As part of their due diligence on Cloud Computing, today’s software architects will take a look at MapReduce, Hadoop and other data-related schemes. Some of them may have gone through the object-oriented data base experience. Others will have worked with persistent object architectures.

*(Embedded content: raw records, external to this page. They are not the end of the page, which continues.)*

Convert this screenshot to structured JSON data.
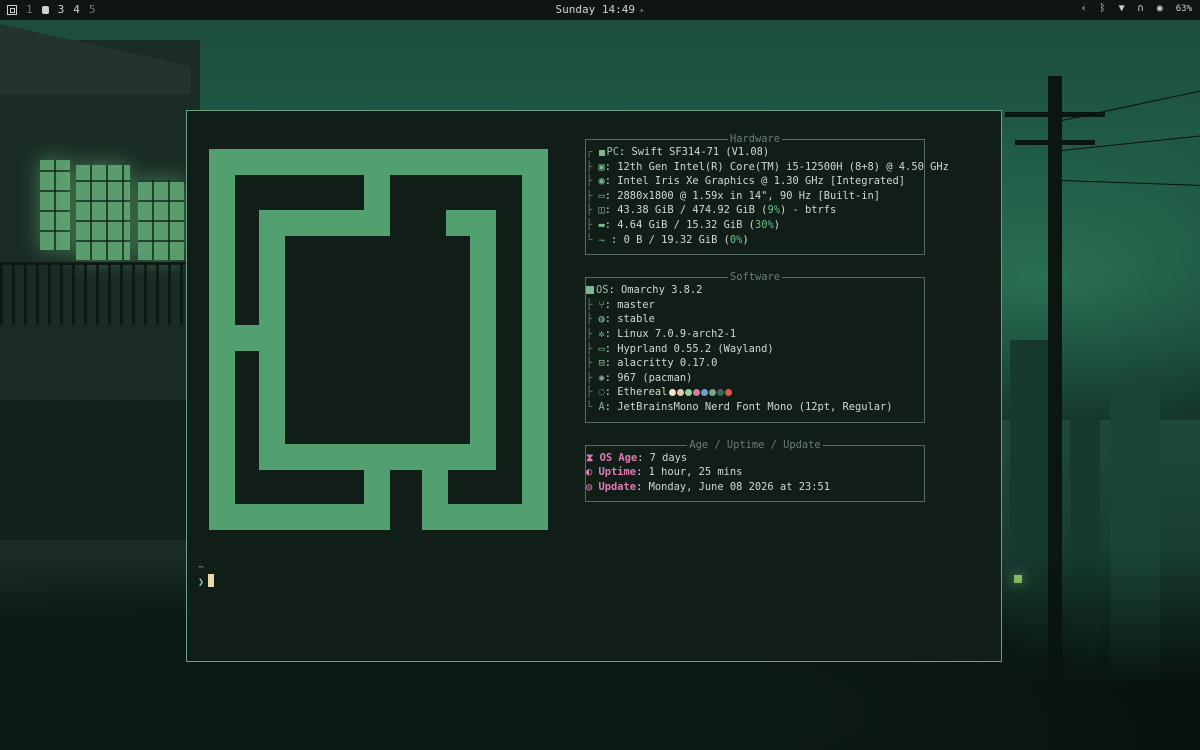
{
  "topbar": {
    "workspaces": [
      "1",
      "3",
      "4",
      "5"
    ],
    "clock": "Sunday 14:49",
    "battery_percent": "63%"
  },
  "fetch": {
    "hardware": {
      "title": "Hardware",
      "pc_label": "PC",
      "pc": "Swift SF314-71 (V1.08)",
      "cpu": "12th Gen Intel(R) Core(TM) i5-12500H (8+8) @ 4.50 GHz",
      "gpu": "Intel Iris Xe Graphics @ 1.30 GHz [Integrated]",
      "display": "2880x1800 @ 1.59x in 14\", 90 Hz [Built-in]",
      "disk_a": "43.38 GiB / 474.92 GiB (",
      "disk_pct": "9%",
      "disk_b": ") - btrfs",
      "mem_a": "4.64 GiB / 15.32 GiB (",
      "mem_pct": "30%",
      "mem_b": ")",
      "swap_a": "0 B / 19.32 GiB (",
      "swap_pct": "0%",
      "swap_b": ")"
    },
    "software": {
      "title": "Software",
      "os_label": "OS",
      "os": "Omarchy 3.8.2",
      "branch": "master",
      "channel": "stable",
      "kernel": "Linux 7.0.9-arch2-1",
      "wm": "Hyprland 0.55.2 (Wayland)",
      "terminal": "alacritty 0.17.0",
      "packages": "967 (pacman)",
      "theme": "Ethereal",
      "font": "JetBrainsMono Nerd Font Mono (12pt, Regular)"
    },
    "age": {
      "title": "Age / Uptime / Update",
      "os_age_label": "OS Age",
      "os_age": "7 days",
      "uptime_label": "Uptime",
      "uptime": "1 hour, 25 mins",
      "update_label": "Update",
      "update": "Monday, June 08 2026 at 23:51"
    }
  },
  "prompt": {
    "dir": "~",
    "symbol": "❯"
  },
  "colors": {
    "accent": "#52a06f",
    "theme_swatches": [
      "#f2e6c2",
      "#e8c9b6",
      "#8fd0a4",
      "#d9799a",
      "#6fa0c8",
      "#7aa58a",
      "#3b6a52",
      "#e05a4a"
    ]
  }
}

What they may find is that MapReduce bears watching; that is because some things have changed in the enterprise. Notably, the RDBMS is not quite the Big Kahuna it was once. As enterprise systems grapple with mixes of numerous data types – mixes in which relational data is not the alpha and omega – MapReduce will bear a look-see. Rich Seeley reported on MapReduce, and spoke with no less venerable a technologist than Curt Monash. Monash has had his hand on the pulse of Oracle since its DB was ‘immature’ technology. By no means does he say the RDBMS is imperiled by upstart MapReduce. But his interest alone makes it worth watching, and Seeley’s story finds a other individuals articulate on MapReduce as well. Two firms, Aster Data and GreenPlum, have almost simultaneously sought to commercialize MapReduce methods.